Starting blockWe’ve all experienced it.  We work really, really hard to recruit new volunteers.

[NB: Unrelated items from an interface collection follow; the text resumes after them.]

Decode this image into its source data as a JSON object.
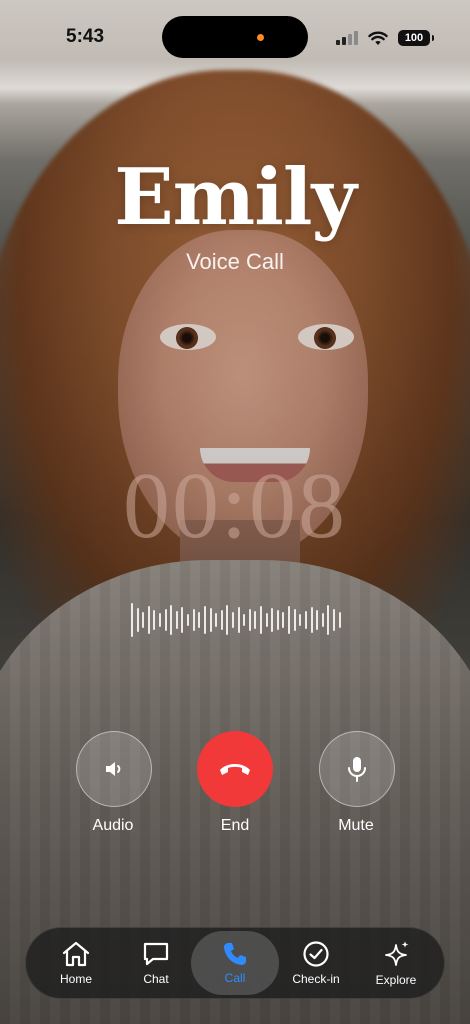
{
  "status_bar": {
    "time": "5:43",
    "battery": "100"
  },
  "caller": {
    "name": "Emily",
    "call_type": "Voice Call",
    "duration": "00:08"
  },
  "controls": [
    {
      "label": "Audio",
      "icon": "speaker-icon"
    },
    {
      "label": "End",
      "icon": "end-call-icon",
      "color": "#f1393a"
    },
    {
      "label": "Mute",
      "icon": "microphone-icon"
    }
  ],
  "tabbar": {
    "tabs": [
      {
        "label": "Home",
        "icon": "home-icon"
      },
      {
        "label": "Chat",
        "icon": "chat-icon"
      },
      {
        "label": "Call",
        "icon": "phone-icon",
        "active": true
      },
      {
        "label": "Check-in",
        "icon": "check-circle-icon"
      },
      {
        "label": "Explore",
        "icon": "sparkle-icon"
      }
    ],
    "active_color": "#2f8bff"
  }
}
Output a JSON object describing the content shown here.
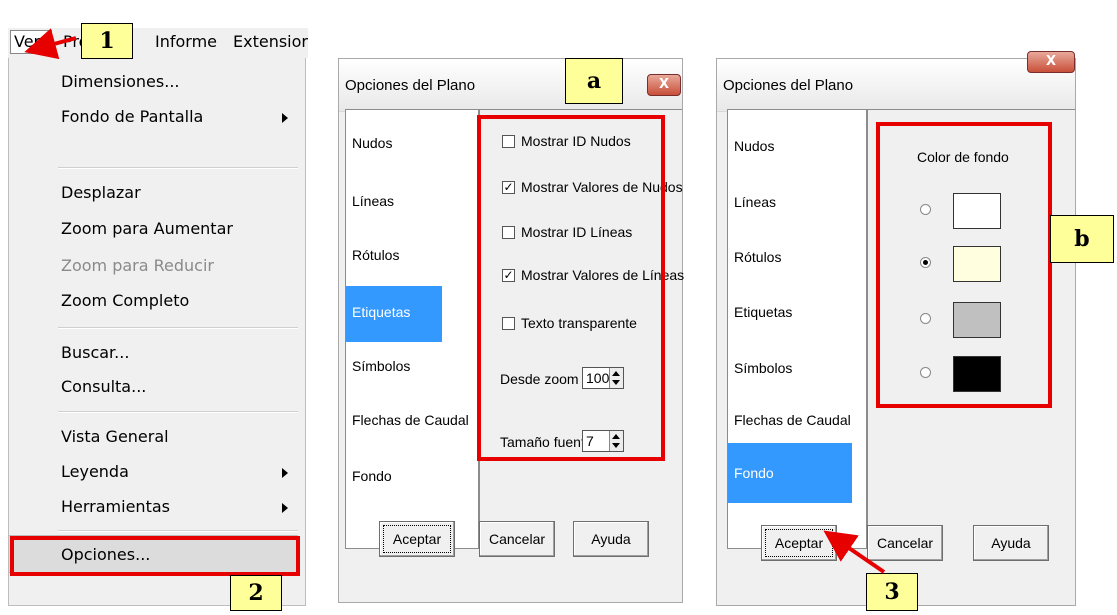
{
  "menubar": {
    "items": [
      "Ver",
      "Proyecto",
      "Informe",
      "Extensior"
    ]
  },
  "menu": {
    "items": [
      {
        "label": "Dimensiones...",
        "submenu": false,
        "disabled": false
      },
      {
        "label": "Fondo de Pantalla",
        "submenu": true,
        "disabled": false
      },
      {
        "label": "Desplazar",
        "submenu": false,
        "disabled": false
      },
      {
        "label": "Zoom para Aumentar",
        "submenu": false,
        "disabled": false
      },
      {
        "label": "Zoom para Reducir",
        "submenu": false,
        "disabled": true
      },
      {
        "label": "Zoom Completo",
        "submenu": false,
        "disabled": false
      },
      {
        "label": "Buscar...",
        "submenu": false,
        "disabled": false
      },
      {
        "label": "Consulta...",
        "submenu": false,
        "disabled": false
      },
      {
        "label": "Vista General",
        "submenu": false,
        "disabled": false
      },
      {
        "label": "Leyenda",
        "submenu": true,
        "disabled": false
      },
      {
        "label": "Herramientas",
        "submenu": true,
        "disabled": false
      },
      {
        "label": "Opciones...",
        "submenu": false,
        "disabled": false,
        "highlighted": true
      }
    ]
  },
  "callouts": {
    "c1": "1",
    "c2": "2",
    "c3": "3",
    "ca": "a",
    "cb": "b"
  },
  "dialog_a": {
    "title": "Opciones del Plano",
    "close": "X",
    "list": [
      "Nudos",
      "Líneas",
      "Rótulos",
      "Etiquetas",
      "Símbolos",
      "Flechas de Caudal",
      "Fondo"
    ],
    "selected": "Etiquetas",
    "options": [
      {
        "label": "Mostrar ID Nudos",
        "checked": false
      },
      {
        "label": "Mostrar Valores de Nudos",
        "checked": true
      },
      {
        "label": "Mostrar ID Líneas",
        "checked": false
      },
      {
        "label": "Mostrar Valores de Líneas",
        "checked": true
      },
      {
        "label": "Texto transparente",
        "checked": false
      }
    ],
    "desde_zoom_label": "Desde zoom",
    "desde_zoom_value": "100",
    "tamano_fuente_label": "Tamaño fuente",
    "tamano_fuente_value": "7",
    "buttons": {
      "aceptar": "Aceptar",
      "cancelar": "Cancelar",
      "ayuda": "Ayuda"
    }
  },
  "dialog_b": {
    "title": "Opciones del Plano",
    "close": "X",
    "list": [
      "Nudos",
      "Líneas",
      "Rótulos",
      "Etiquetas",
      "Símbolos",
      "Flechas de Caudal",
      "Fondo"
    ],
    "selected": "Fondo",
    "color_title": "Color de fondo",
    "colors": [
      {
        "color": "#ffffff",
        "selected": false
      },
      {
        "color": "#ffffe0",
        "selected": true
      },
      {
        "color": "#c0c0c0",
        "selected": false
      },
      {
        "color": "#000000",
        "selected": false
      }
    ],
    "buttons": {
      "aceptar": "Aceptar",
      "cancelar": "Cancelar",
      "ayuda": "Ayuda"
    }
  },
  "colors": {
    "highlight_red": "#e60000",
    "callout_yellow": "#ffff99",
    "selection_blue": "#3399ff"
  }
}
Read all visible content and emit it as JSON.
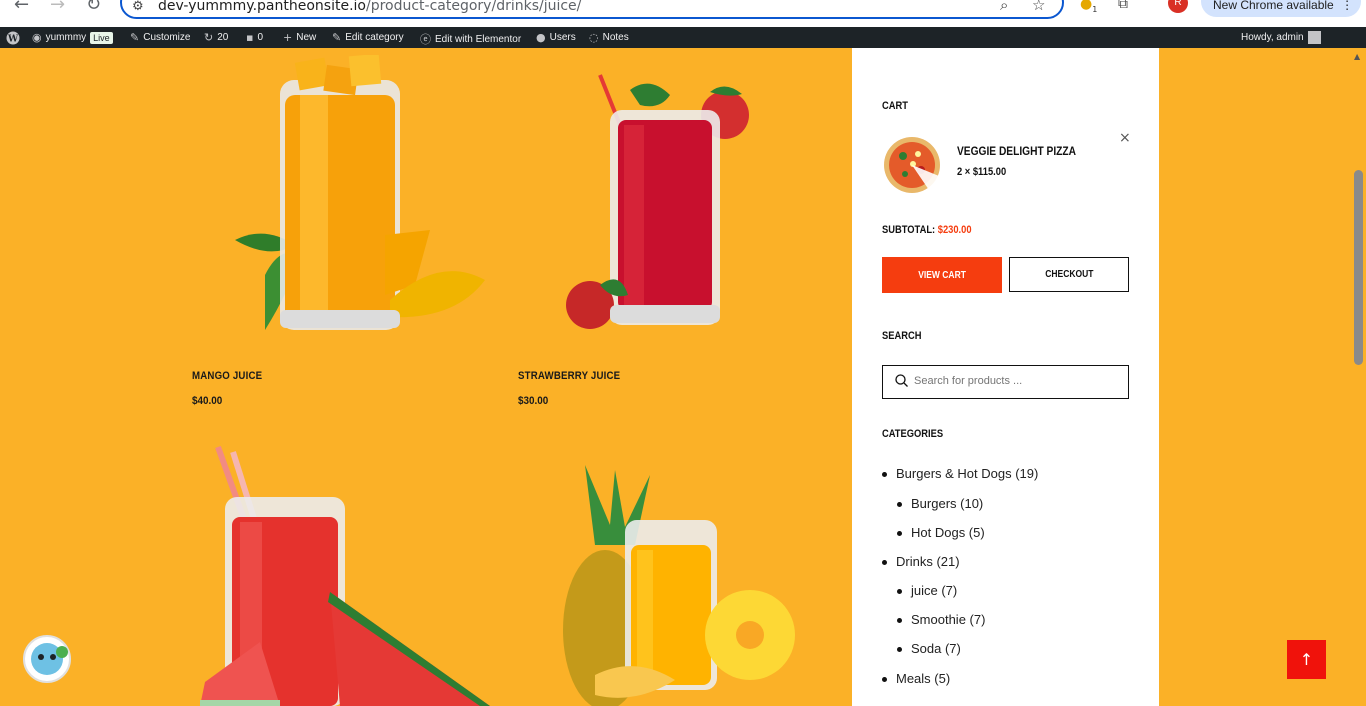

They seem like a great match and they show a lot of enthusiasm about joining.  But, even though they’ve agreed to join, getting them to show up for training or their volunteer shift, it’s like pulling teeth.  Can anything be done, or are folks just not able to commit any more?
The good news is that there are things you can do to solidify participation, using the science of human dynamics.

Two Things to Know About Involvement

First off, there are two things you should know about how and why people choose to participate in any activity — be it volunteering for a cause, playing on a sports team, or committing to girls night out every third Thursday of the month.
First, human involvement is propelled by social capital.
Social capital sounds complicated, but it really isn’t.  It is the network of social connections between people, and their shared values and norms of behavior, which enable and encourage mutually advantageous social cooperation.  It’s social capital that fuels our internal tanks.
Three key ingredients that build social capital are:

  1. Interconnection
  2. Shared understanding
  3. Win-win experiences

Second, human involvement is reinforced by organizational socialization.
“Organizational socialization” is the work we all do to master the attitudes, values, knowledge, and expected behaviors needed to participate as a true member of any group.   It’s basically how we learn to fit in.
During the socialization process, volunteers attempt to make sense of the organization by collecting social cues and information from a variety of sources.  When the support is helpful, the cues are easy to read, and they feel connected to the organization and the people in it, the likelihood they will become contributing members of the team increases.

Four Ways to Use Social Capital and Organizational Socialization to Deepen Commitment

So, what can you do to convert volunteer joiners to stayers?  To help newcomers negotiate the unfamiliar waters of your organization, and to encourage deeper levels of participation, here are a few support tactics that can be integrated into your volunteer orientation process.  

  • Establish Rituals
    • Rituals increase feeling of safety and reinforce connections between the values of volunteer and organization.  They can be a great way to build social capital be reinforcing the interconnectedness of the team.  Rituals don’t have to be complicated,  They can be simple things you do at the beginning of a meeting or a shift that are expected and fun.
  • Encourage Peer Relationships
    • When volunteers are connected to each other it help develop social capital, too.   Relationships also increase feelings of responsibility and obligation.  And, both formal and informal mentoring and knowledge sharing amongst volunteers helps ease the burden of socialization.  So, think about ways you can “sow the seeds” of better connections between volunteers.
  • Offer Formal Training
    • Although most of humans learn is on the job, formal training can help increase self confidence, help connect the dots, and provide a roadmap for organizational socialization.  Even if the volunteer position isn’t super technical, they still need to be oriented to how your organization does business and how to be a better ambassador for you in public.  So, help them do so by investing in training.
  • Point Out the Cost-Benefit Analysis
    • Volunteers need to know that the hassle of learning the ropes at your organization is truly worth it.  Make sure you continue to talk about how your organization is making a difference and how they fit into the bigger picture.  We tend to share this info during the recruitment process, but arguable, volunteers need to hear more about your mission and vision and your program impacts when they are on the fence about how much time and energy they will ultimately commit.

What do you do to foster volunteer commitment?  Share your ideas in the comments link.